You get to sing, too — especially if you’re a professional performing artist like Veronique Medrano, who gave a rousing dinner-hour performance at the 7th annual Globalization, Diversity and Education Conference. Veronique is also a student at the University of Texas at Brownsville. She and her adviser, Elizabeth Sierra-Zarella of SUNY Farmingdale State College, gave a presentation titled El Arte de Memoría: Sexual Trauma, Existentialism, and Installation Art From the Borderlands. (You’ll find the entire schedule of presentations on the conference web page, and photos here.)
Personal communication and delightful surprises are hallmarks of the conference, which is hosted by the WSU College of Education’s graduate program in Cultural Studies and Social Thought in Education. Although small by the standards of academic gatherings, it definitely reflects the university’s “Because the world needs big ideas” theme.
Conference chair Mike Hayes offers these thoughts:
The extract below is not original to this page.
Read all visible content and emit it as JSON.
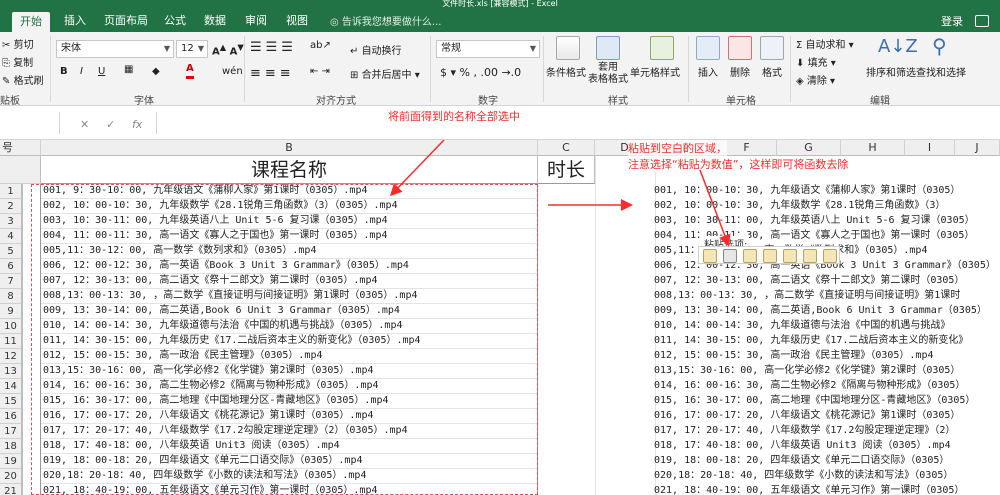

“As I reflect on the 7th annual Globalization conference, I am struck by the tremendous energy that participants brought to the two days of meetings. Filmmaker and activist Jen Marlowe tapped into the raw emotion of Palestinian struggles in her films “One Family in Gaza” and “Peaceful Thoughts.” Animated conversations spilled out from the presentation rooms and into the breaks, meals and the hotel lobby, magnifying their effect. Who can forget Denise Taliafero Baszile’s performance that had the audience dancing to Bob Marley’s “Get Up Stand Up” as a reminder of our commitment to social justice. Not your usual academic conference fare, but what we have come to expect at the globalization conference.
“I have watched the conference evolve over the years, and I feel it is uniquely positioned to push education research and practice to the intersection of the head and the heart and create educational experiences for all students that are meaningful, fulfilling and just. I look forward to seeing everyone again at next year’s conference, and continuing our tradition of deep engagement with ideas that enhance education in our global society.”